Contender for the weirdest film of the year and a truly bonkers misfire, this is a musical only in the sense that much of it is sung in the vein of Tommy (1975) but completely lacking in the kind of memorable songs that would make it qualify for the genre. It is the most over-ripe of conceits, actors who can’t sing, a story that doesn’t fly, characters whose characteristics are endlessly laboured, little development, and a director who clearly believes audiences will swallow anything.
World-famous soprano Ann (Marion Cotillard) marries agent provocateur stand-up comic Henry (Adam Driver). Her stage act consists of dying and bowing, his of heckling his audience. The relationship soon hits the rocks but not before she has given birth to Annette. This is where it becomes even more tricky because Annette more closely resembles an offspring of Chucky, the horror doll, rather than, as was clearly intended, Pinocchio. The story takes an odd turn, which I won’t reveal, but it fails to redeem the project.
While Driver (Star Wars: The Rise of Skywalker, 2019) is quite convincing as the bonkers comedian – especially in one skit where he has the audience believing he has killed his wife – and it is virtually impossible for Cotillard (La Vie en Rose, 2007) to be bad in anything, the film needs more than repetitive scenes of her singing and him upbraiding the audience.

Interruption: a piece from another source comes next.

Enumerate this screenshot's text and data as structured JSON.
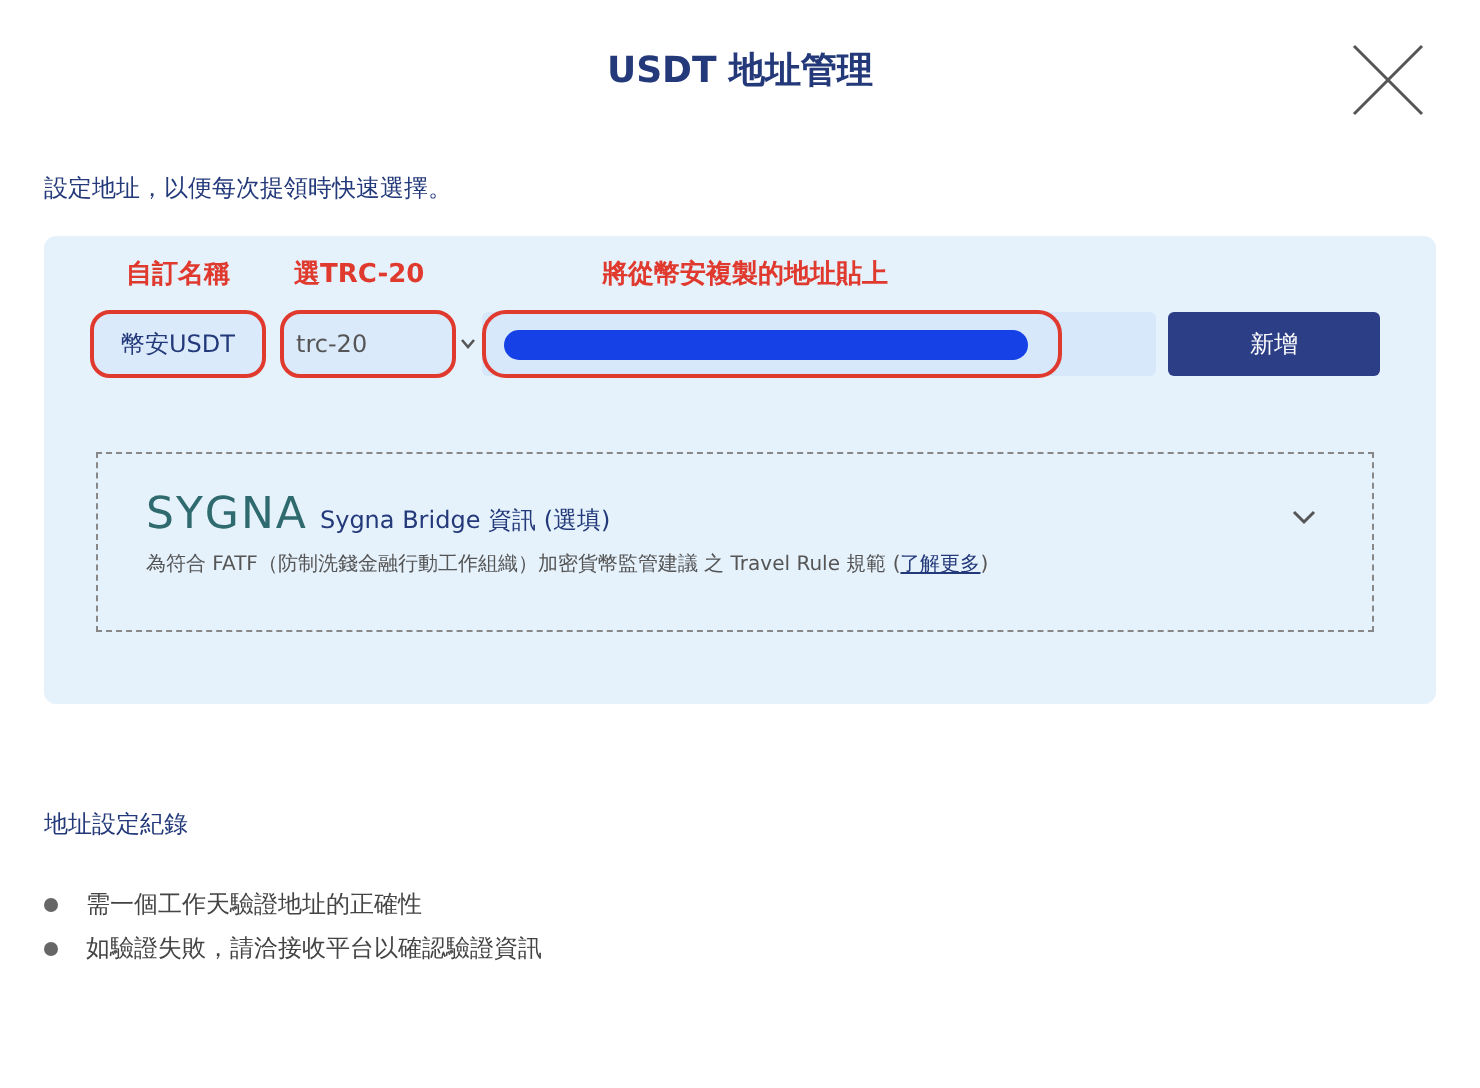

Cotillard actually has a reasonable voice – and has cut a few albums – but what she is given to sing here makes a mockery of her talents.

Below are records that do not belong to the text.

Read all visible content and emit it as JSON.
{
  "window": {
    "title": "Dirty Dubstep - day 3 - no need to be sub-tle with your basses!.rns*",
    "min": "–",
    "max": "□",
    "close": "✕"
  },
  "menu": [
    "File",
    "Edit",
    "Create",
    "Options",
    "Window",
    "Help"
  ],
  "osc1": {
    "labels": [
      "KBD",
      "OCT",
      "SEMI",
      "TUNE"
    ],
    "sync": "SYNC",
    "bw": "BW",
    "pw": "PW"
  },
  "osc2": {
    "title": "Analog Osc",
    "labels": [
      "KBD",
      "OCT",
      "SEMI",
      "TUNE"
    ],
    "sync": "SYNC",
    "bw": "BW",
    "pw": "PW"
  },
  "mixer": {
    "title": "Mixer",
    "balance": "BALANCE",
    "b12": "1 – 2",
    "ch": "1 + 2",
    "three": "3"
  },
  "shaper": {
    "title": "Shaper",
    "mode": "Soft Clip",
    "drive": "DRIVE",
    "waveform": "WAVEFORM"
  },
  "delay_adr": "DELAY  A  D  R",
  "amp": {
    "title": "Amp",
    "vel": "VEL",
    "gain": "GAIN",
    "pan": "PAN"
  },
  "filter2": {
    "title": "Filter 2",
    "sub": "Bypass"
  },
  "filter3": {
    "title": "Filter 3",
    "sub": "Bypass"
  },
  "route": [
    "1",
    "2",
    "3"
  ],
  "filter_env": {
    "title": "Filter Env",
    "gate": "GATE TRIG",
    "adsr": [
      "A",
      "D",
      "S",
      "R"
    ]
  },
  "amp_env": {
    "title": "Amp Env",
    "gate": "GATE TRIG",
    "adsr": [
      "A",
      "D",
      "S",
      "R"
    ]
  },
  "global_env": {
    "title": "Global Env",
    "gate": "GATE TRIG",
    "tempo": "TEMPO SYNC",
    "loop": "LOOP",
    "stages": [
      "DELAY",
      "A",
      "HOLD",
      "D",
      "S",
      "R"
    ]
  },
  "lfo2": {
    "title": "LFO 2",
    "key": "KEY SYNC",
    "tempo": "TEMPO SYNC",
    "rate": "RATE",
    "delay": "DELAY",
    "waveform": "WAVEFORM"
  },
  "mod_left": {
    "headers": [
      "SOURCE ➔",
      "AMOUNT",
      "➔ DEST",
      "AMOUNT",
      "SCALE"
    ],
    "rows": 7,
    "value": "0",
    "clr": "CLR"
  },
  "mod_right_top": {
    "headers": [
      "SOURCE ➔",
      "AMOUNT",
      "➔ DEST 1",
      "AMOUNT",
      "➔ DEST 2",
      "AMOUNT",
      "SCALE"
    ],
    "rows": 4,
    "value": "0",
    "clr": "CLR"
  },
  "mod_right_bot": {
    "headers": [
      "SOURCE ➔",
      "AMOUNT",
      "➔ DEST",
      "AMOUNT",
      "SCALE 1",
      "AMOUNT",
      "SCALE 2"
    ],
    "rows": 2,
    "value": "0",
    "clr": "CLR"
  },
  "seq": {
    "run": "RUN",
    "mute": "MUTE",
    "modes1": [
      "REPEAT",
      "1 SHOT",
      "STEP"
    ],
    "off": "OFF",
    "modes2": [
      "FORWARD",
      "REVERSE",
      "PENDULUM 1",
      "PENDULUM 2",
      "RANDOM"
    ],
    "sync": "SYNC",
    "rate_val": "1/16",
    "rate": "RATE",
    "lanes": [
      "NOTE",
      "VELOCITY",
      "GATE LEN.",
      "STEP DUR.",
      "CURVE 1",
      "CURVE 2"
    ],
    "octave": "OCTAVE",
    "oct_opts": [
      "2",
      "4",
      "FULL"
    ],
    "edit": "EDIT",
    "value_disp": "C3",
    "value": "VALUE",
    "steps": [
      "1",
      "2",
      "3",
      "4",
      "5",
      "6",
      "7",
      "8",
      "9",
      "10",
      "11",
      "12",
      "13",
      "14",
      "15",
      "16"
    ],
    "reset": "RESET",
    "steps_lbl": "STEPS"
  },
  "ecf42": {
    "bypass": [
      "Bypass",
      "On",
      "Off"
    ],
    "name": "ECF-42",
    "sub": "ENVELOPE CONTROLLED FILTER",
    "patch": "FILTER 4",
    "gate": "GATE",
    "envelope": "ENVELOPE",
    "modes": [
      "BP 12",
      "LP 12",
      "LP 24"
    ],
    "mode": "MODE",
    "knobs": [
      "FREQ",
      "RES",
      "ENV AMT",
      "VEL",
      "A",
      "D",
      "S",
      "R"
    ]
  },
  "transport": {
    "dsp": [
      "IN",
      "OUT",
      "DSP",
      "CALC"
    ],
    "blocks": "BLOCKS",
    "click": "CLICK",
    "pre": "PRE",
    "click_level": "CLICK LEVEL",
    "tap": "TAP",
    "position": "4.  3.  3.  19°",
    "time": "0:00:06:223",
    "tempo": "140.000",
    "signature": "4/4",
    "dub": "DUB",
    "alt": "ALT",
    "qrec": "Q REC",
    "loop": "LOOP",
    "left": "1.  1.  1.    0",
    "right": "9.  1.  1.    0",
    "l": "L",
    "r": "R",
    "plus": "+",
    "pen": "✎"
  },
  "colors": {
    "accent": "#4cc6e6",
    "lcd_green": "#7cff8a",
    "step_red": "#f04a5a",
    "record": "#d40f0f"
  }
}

With names such as director Leos Carax (Holy Motors, 2012) and screenwriters/ composers Ron and Russell Mael of Sparks fame this was clearly always going to err on the side of cult. It might have worked if the director could have seen his way to a bit of brevity. At 90 minutes or so it might have been an interesting trifle. At 140 minutes, it outstayed it welcome.